Sunday, February 10, 2008

Something Wicked This Way Comes?

In a back hall of parliament, CHP leader Deniz Baykal caused a firestorm of criticism when he was took a question from a reporter during the first round of voting on the headscarf amendments.

When asked by a reporter whether or not an entirely new constitution can be drafted, Baykal said: “Of course it can: You chase away the enemies and found the country from scratch. You erect your flag. It has already been done. … You can stage a revolution, risk being hanged. And after that the entire constitution can be changed.”

“We have been elected to implement the constitution, not to draft it. It would be wrong if we attempted to cancel the current one and make a new constitution,” he said, reiterating that his party will appeal to the Constitutional Court for the cancellation of the amendments that lift the headscarf ban.
AKP politicians have already denounced the remark as terrifyingly irresponsbile, but it raises an important question as to just how far AKP can go without the political establishment intervening á la the military. After last April's stern warning to AKP delivered via email, 'coup' by memorandum some say, AKP should feel itself treading on delicate political ground. General Yaşar Büyükanıt, chief of the Turkish Armed Services, shares Baykal's scorn toward the new constitution and although keeping quiet following Gül's election and, so far, throughout the opening days of the türban legislation, military intervention cannot be dismissed.

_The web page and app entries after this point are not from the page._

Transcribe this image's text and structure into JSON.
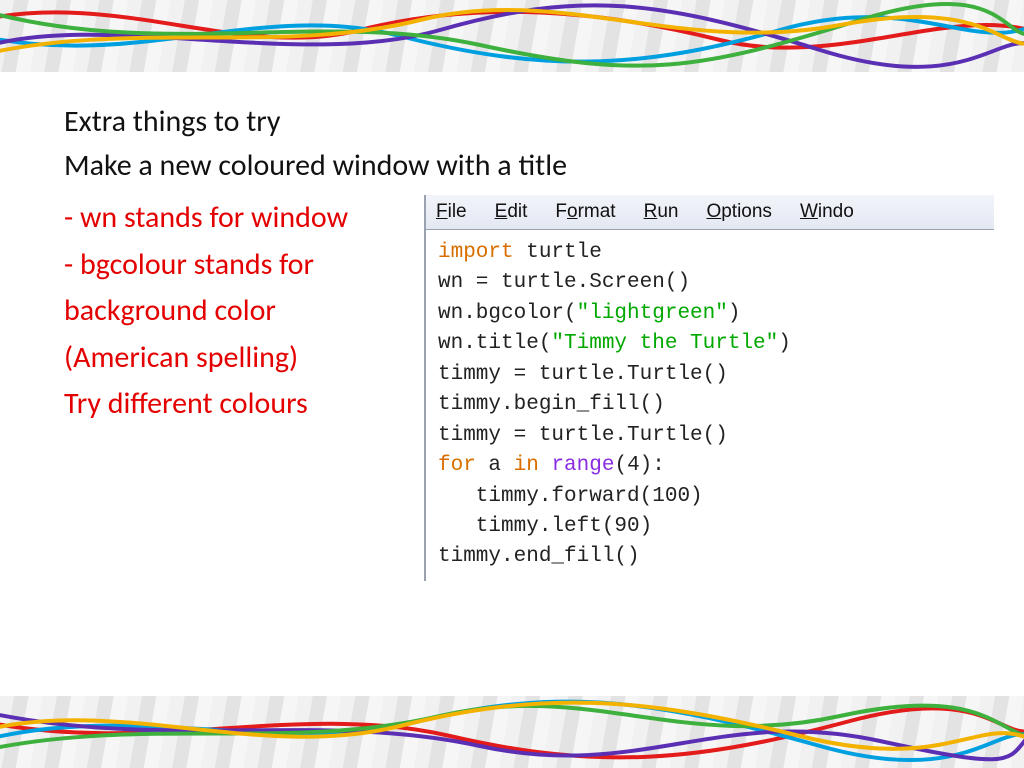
{
  "slide": {
    "title": "Extra things to try",
    "subtitle": "Make a new coloured window with a title",
    "notes": [
      "- wn stands for window",
      "- bgcolour stands for",
      "background color",
      "(American spelling)",
      "Try different colours"
    ]
  },
  "editor": {
    "menubar": {
      "file": {
        "u": "F",
        "rest": "ile"
      },
      "edit": {
        "u": "E",
        "rest": "dit"
      },
      "format": {
        "pre": "F",
        "u": "o",
        "rest": "rmat"
      },
      "run": {
        "u": "R",
        "rest": "un"
      },
      "options": {
        "u": "O",
        "rest": "ptions"
      },
      "window": {
        "u": "W",
        "rest": "indo"
      }
    },
    "code": {
      "l1_import": "import",
      "l1_turtle": " turtle",
      "l2": "wn = turtle.Screen()",
      "l3_pre": "wn.bgcolor(",
      "l3_str": "\"lightgreen\"",
      "l3_post": ")",
      "l4_pre": "wn.title(",
      "l4_str": "\"Timmy the Turtle\"",
      "l4_post": ")",
      "l5": "timmy = turtle.Turtle()",
      "l6": "timmy.begin_fill()",
      "l7": "timmy = turtle.Turtle()",
      "l8_for": "for",
      "l8_a": " a ",
      "l8_in": "in",
      "l8_sp": " ",
      "l8_range": "range",
      "l8_post": "(4):",
      "l9": "   timmy.forward(100)",
      "l10": "   timmy.left(90)",
      "l11": "timmy.end_fill()"
    }
  }
}
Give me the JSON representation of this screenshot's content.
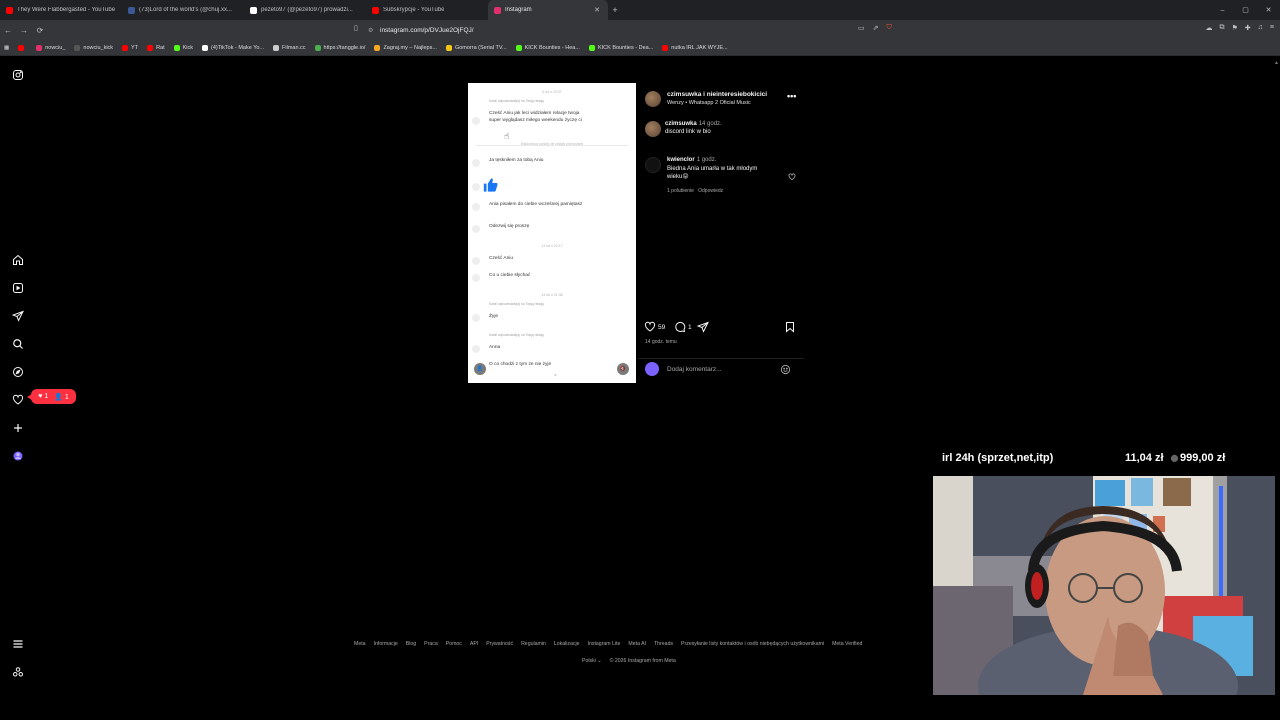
{
  "browser": {
    "tabs": [
      {
        "label": "They Were Flabbergasted - YouTube",
        "favicon_color": "#ff0000"
      },
      {
        "label": "(73)Lord of the world's (@chuj.xx...",
        "favicon_color": "#3b5998"
      },
      {
        "label": "pezeto97 (@pezeto97) prowadzi...",
        "favicon_color": "#ffffff"
      },
      {
        "label": "Subskrypcje - YouTube",
        "favicon_color": "#ff0000"
      },
      {
        "label": "Instagram",
        "favicon_color": "#e1306c",
        "active": true
      }
    ],
    "new_tab_glyph": "+",
    "window_controls": [
      "–",
      "▢",
      "✕"
    ],
    "url": "instagram.com/p/DVJue2OjFQJ/",
    "bookmarks": [
      {
        "label": "",
        "color": "#ff0000"
      },
      {
        "label": "nowciu_",
        "color": "#e1306c"
      },
      {
        "label": "nowciu_kick",
        "color": "#000000"
      },
      {
        "label": "YT",
        "color": "#ff0000"
      },
      {
        "label": "Rat",
        "color": "#ff0000"
      },
      {
        "label": "Kick",
        "color": "#53fc18"
      },
      {
        "label": "(4)TikTok - Make Yo...",
        "color": "#ffffff"
      },
      {
        "label": "Filman.cc",
        "color": "#cccccc"
      },
      {
        "label": "https://tanggle.io/",
        "color": "#4caf50"
      },
      {
        "label": "Zagraj.my – Najleps...",
        "color": "#f5a623"
      },
      {
        "label": "Gomorra (Serial TV...",
        "color": "#f5c518"
      },
      {
        "label": "KICK Bounties - Hea...",
        "color": "#53fc18"
      },
      {
        "label": "KICK Bounties - Dea...",
        "color": "#53fc18"
      },
      {
        "label": "nutka IRL JAK WYJE...",
        "color": "#ff0000"
      }
    ]
  },
  "notifications": {
    "likes": "1",
    "follows": "1"
  },
  "post_media": {
    "time1": "6 lut o 20:37",
    "reply1": "Kamil odpowiedział(a) na Twoją relację",
    "msg1a": "Cześć Aniu jak leci widziałem relacje twoja",
    "msg1b": "super wyglądasz miłego weekendu życzę ci",
    "divider": "Wiadomości poniżej nie zostały przeczytane",
    "msg2": "Ja tęskniłem za tobą Aniu",
    "msg3": "Ania pisałem do ciebie wcześniej pamiętasz",
    "msg4": "Odezwij się proszę",
    "time2": "13 lut o 22:17",
    "msg5": "Cześć Aniu",
    "msg6": "Co u ciebie słychać",
    "time3": "14 lut o 21:38",
    "reply2": "Kamil odpowiedział(a) na Twoją relację",
    "msg7": "Żyje",
    "reply3": "Kamil odpowiedział(a) na Twoją relację",
    "msg8": "Anna",
    "msg9": "O co chodzi z tym ze nie żyje",
    "user_tag_glyph": "👤",
    "audio_glyph": "🔇"
  },
  "post_panel": {
    "author": "czimsuwka i nieinteresiebokicici",
    "audio": "Wenzy • Whatsapp 2 Oficial Music",
    "more": "•••",
    "caption_user": "czimsuwka",
    "caption_time": "14 godz.",
    "caption_text": "discord link w bio",
    "comment_user": "kwienclor",
    "comment_time": "1 godz.",
    "comment_text1": "Biedna Ania umarła w tak młodym",
    "comment_text2": "wieku😝",
    "comment_likes": "1 polubienie",
    "comment_reply": "Odpowiedz",
    "like_count": "59",
    "comment_count": "1",
    "post_age": "14 godz. temu",
    "add_comment_placeholder": "Dodaj komentarz..."
  },
  "footer": {
    "links": [
      "Meta",
      "Informacje",
      "Blog",
      "Praca",
      "Pomoc",
      "API",
      "Prywatność",
      "Regulamin",
      "Lokalizacje",
      "Instagram Lite",
      "Meta AI",
      "Threads",
      "Przesyłanie listy kontaktów i osób niebędących użytkownikami",
      "Meta Verified"
    ],
    "language": "Polski ⌄",
    "copyright": "© 2026 Instagram from Meta"
  },
  "overlay": {
    "goal_label": "irl 24h (sprzet,net,itp)",
    "goal_amount": "11,04 zł",
    "goal_target": "999,00 zł"
  },
  "colors": {
    "accent_red": "#ff3040",
    "ig_text": "#f5f5f5",
    "ig_muted": "#a8a8a8",
    "like_blue": "#1877f2"
  }
}
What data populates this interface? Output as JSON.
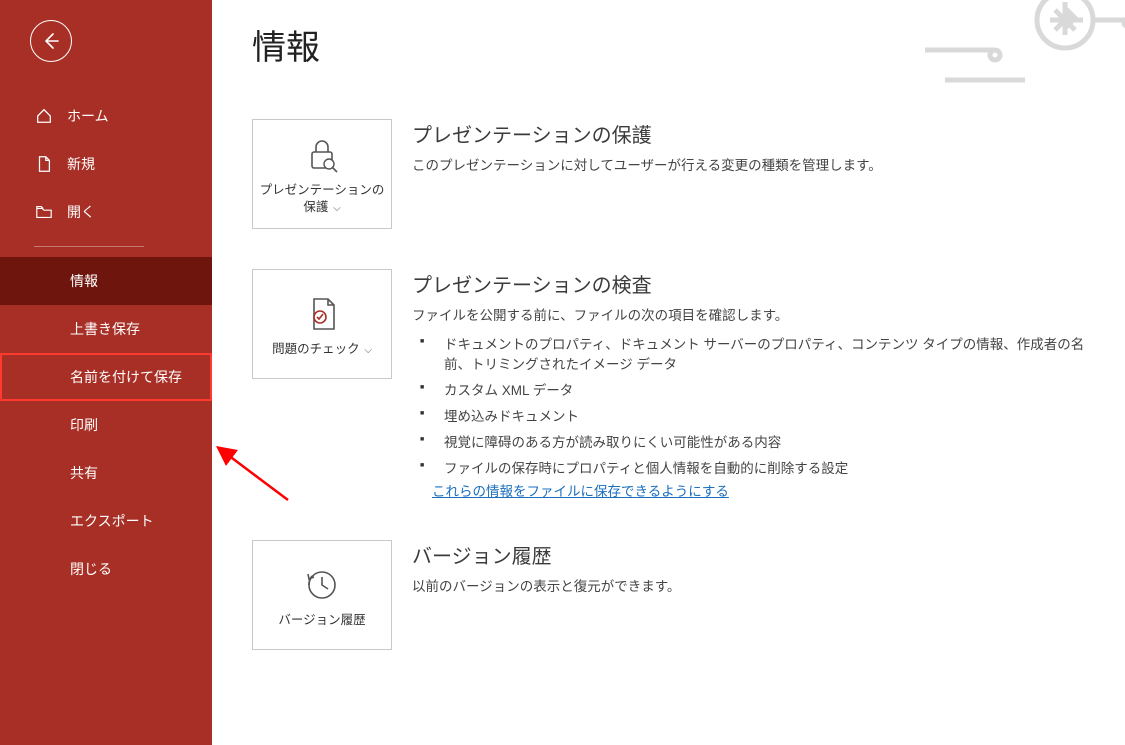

In a wonderful article that came out two months before I came in the New York Review of Books, Christopher de Bellaigue warns of three potential dangers that could destabilize AKP. The first of these is an increase in PKK activity that could rally nationalist support in Turkey. The second is a disproportionate response by the Turkish military that would rally Kurds toward the PKK and endanger European Union membership. The third is that the AKP will do something feckless like lift the türban ban at university. Of the third possibility, Bellaigue writes "there will be another crisis. It would be a mistake for the AKP to assume brazenly that the age of coups is over. " It seems the third has come to fruition and could possibly be complicated by the first two. As things heat up in the east with renewed engagements between the PKK and the military, the potential of an antagonistic Europe should the conflict enlarge is a grave threat. In the face of the much hated PKK, European denunciation of Turkish military and police actions would no doubt weaken the lure of EU membership and its influence on Turkish politics. As this influence might prove pivotal to keeping AKP in power and avoiding another coup, be it post-modern or traditional, we should all be paying attention to what is going on in the east.

Is Turkey headed for a crisis? The angst is already being felt as scores of protestors take to the streets to protest the türban legislation. Recent unrest recalls a column a melancholic Elif Şafak authored during the crisis last July. Şafak asks if Turks are always to live in the shadows of unrest, always anxious about what political development the next month will bring.
It is not easy to be a Turk in a world that is becoming more and more polarized. A world where the number of people who believe in a “Clash of Civilizations” escalates each day. A world in which more and more hardliners claim that Islam and Western democracy cannot coexist. At first glance, Islamic fundamentalists and Western Islamophobics might seem to be poles apart. But they are not. They share the same prejudice and narrow-mindedness toward the Other and the same desire to exclude everyone who doesn't echo their views. Hardliners in one country produce more hardliners elsewhere.

“East” and “West” are relational categories, and yet, they are often used as if they were mutually exclusive. The world we are living in regards gray areas with suspicion as if life is solely composed of two colors: Black and white. Today, there is a considerable degree of fear of Islam in the West and a considerable degree of dislike of the West in the Muslim world. Biases are produced mutually, and they keep breeding one another.

No comments: